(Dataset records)
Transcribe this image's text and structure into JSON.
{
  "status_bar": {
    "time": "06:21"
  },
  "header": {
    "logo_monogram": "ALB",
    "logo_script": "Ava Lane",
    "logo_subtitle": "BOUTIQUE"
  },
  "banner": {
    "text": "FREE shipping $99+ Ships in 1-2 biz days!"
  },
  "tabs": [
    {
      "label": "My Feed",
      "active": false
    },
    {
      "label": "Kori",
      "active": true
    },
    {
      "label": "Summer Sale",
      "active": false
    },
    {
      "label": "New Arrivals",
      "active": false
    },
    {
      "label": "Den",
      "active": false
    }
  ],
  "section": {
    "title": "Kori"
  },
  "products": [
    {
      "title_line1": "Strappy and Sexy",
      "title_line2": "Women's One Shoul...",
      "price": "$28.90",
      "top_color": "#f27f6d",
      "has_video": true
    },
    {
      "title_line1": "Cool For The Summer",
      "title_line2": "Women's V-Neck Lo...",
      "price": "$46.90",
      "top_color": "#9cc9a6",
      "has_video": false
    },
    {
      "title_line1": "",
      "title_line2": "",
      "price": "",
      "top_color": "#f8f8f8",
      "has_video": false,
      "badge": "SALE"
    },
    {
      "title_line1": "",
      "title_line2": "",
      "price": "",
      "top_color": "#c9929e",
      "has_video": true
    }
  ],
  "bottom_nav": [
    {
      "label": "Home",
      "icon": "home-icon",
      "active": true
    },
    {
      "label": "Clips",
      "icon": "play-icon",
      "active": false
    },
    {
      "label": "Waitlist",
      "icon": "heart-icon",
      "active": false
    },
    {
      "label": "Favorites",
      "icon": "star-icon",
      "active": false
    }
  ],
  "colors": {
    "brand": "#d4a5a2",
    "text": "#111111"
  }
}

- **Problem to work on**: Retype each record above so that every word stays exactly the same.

- **Answer to this task**:
Transcribe this image's text and structure into JSON.
{
  "status_bar": {
    "time": "06:21"
  },
  "header": {
    "logo_monogram": "ALB",
    "logo_script": "Ava Lane",
    "logo_subtitle": "BOUTIQUE"
  },
  "banner": {
    "text": "FREE shipping $99+ Ships in 1-2 biz days!"
  },
  "tabs": [
    {
      "label": "My Feed",
      "active": false
    },
    {
      "label": "Kori",
      "active": true
    },
    {
      "label": "Summer Sale",
      "active": false
    },
    {
      "label": "New Arrivals",
      "active": false
    },
    {
      "label": "Den",
      "active": false
    }
  ],
  "section": {
    "title": "Kori"
  },
  "products": [
    {
      "title_line1": "Strappy and Sexy",
      "title_line2": "Women's One Shoul...",
      "price": "$28.90",
      "top_color": "#f27f6d",
      "has_video": true
    },
    {
      "title_line1": "Cool For The Summer",
      "title_line2": "Women's V-Neck Lo...",
      "price": "$46.90",
      "top_color": "#9cc9a6",
      "has_video": false
    },
    {
      "title_line1": "",
      "title_line2": "",
      "price": "",
      "top_color": "#f8f8f8",
      "has_video": false,
      "badge": "SALE"
    },
    {
      "title_line1": "",
      "title_line2": "",
      "price": "",
      "top_color": "#c9929e",
      "has_video": true
    }
  ],
  "bottom_nav": [
    {
      "label": "Home",
      "icon": "home-icon",
      "active": true
    },
    {
      "label": "Clips",
      "icon": "play-icon",
      "active": false
    },
    {
      "label": "Waitlist",
      "icon": "heart-icon",
      "active": false
    },
    {
      "label": "Favorites",
      "icon": "star-icon",
      "active": false
    }
  ],
  "colors": {
    "brand": "#d4a5a2",
    "text": "#111111"
  }
}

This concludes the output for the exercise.